Parent Engagement

It was found in a study of over 5,000 dropouts that 75% of them dropped out because of lack of parental support. They cited that they did not receive enough encouragement from their parents. It has been shown that if the parents that are involved in a child’s education from early on then the child will be less likely to drop out. Children of parents who expressed the importance of education and helped their child with their support were more likely to stay in school.

Lack of Interest

This is probably the biggest reason that kids drop out of high school. Out of 10,000 students who dropped out, 7,000 reported that they dropped out because school was boring. Many attribute this to the generic course offerings of many high schools that don’t hold the interest of the child.

Academic Performance

As one would expect those students who do poorer in school are more likely to give up on school. Past research has shown that after third grade you should be reading to learn, not learning to read, and that how you do in middle school will determine how you do in high school and whether you will drop out.

Health Issues

There are a number of health and wellness factors that will determine if a student stays in school.
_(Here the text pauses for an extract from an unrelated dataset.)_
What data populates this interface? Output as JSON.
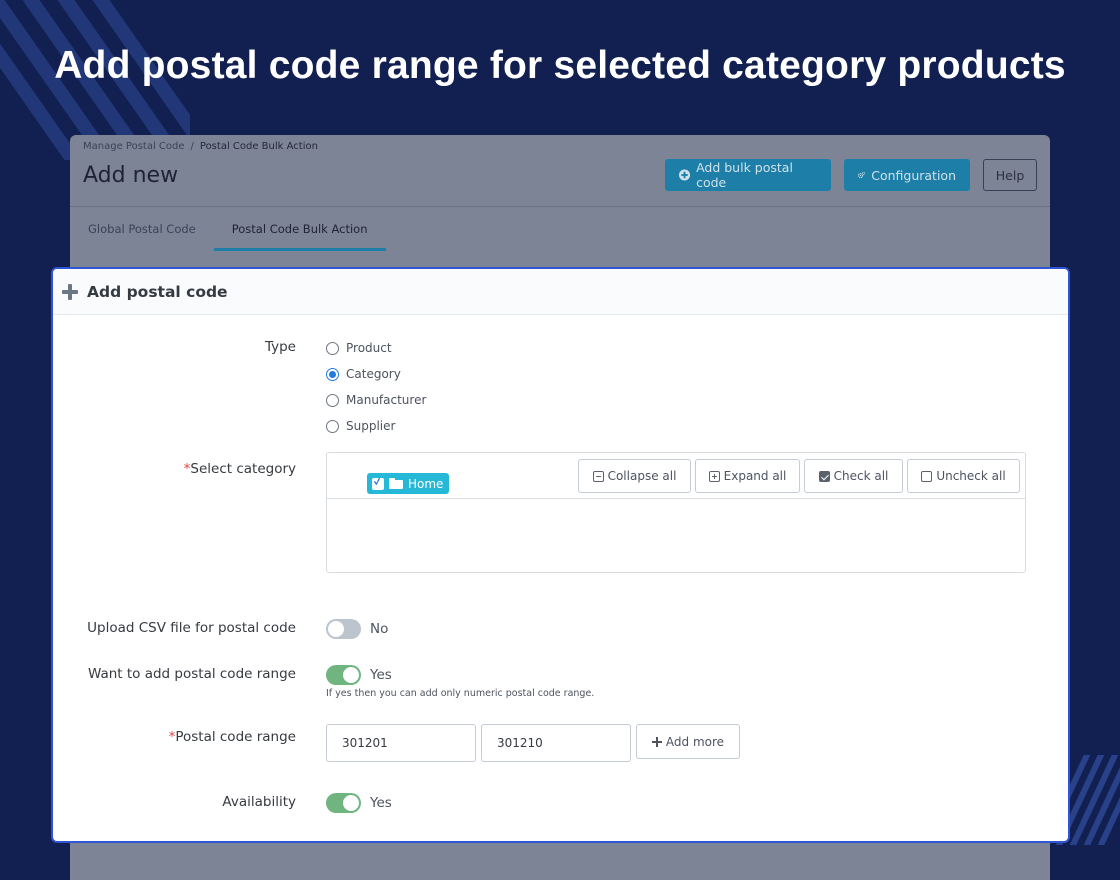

These include whether the student gets pregnant, are they using drugs and alcohol, whether they have any special needs such as ADHD or dyslexia, and are they depressed or have a physical illness, or are they being abused in some manner.

Alternative Lifestyle

Some students through reading, peer pressure or just on their own come up with this idea that they want to live an alternative lifestyle where education is not necessary.

Family Economy

Many kids drop out of school to work and help support their family. Studies have shown that more students from a lower socio-economic status will drop out to work than those from an upper class home. In addition students working over 20 hours a week were more likely to drop out.

The best thing for a parent to do is be aware of what may turn your child off of school and work on it with them so that they may stay in school and get their degree.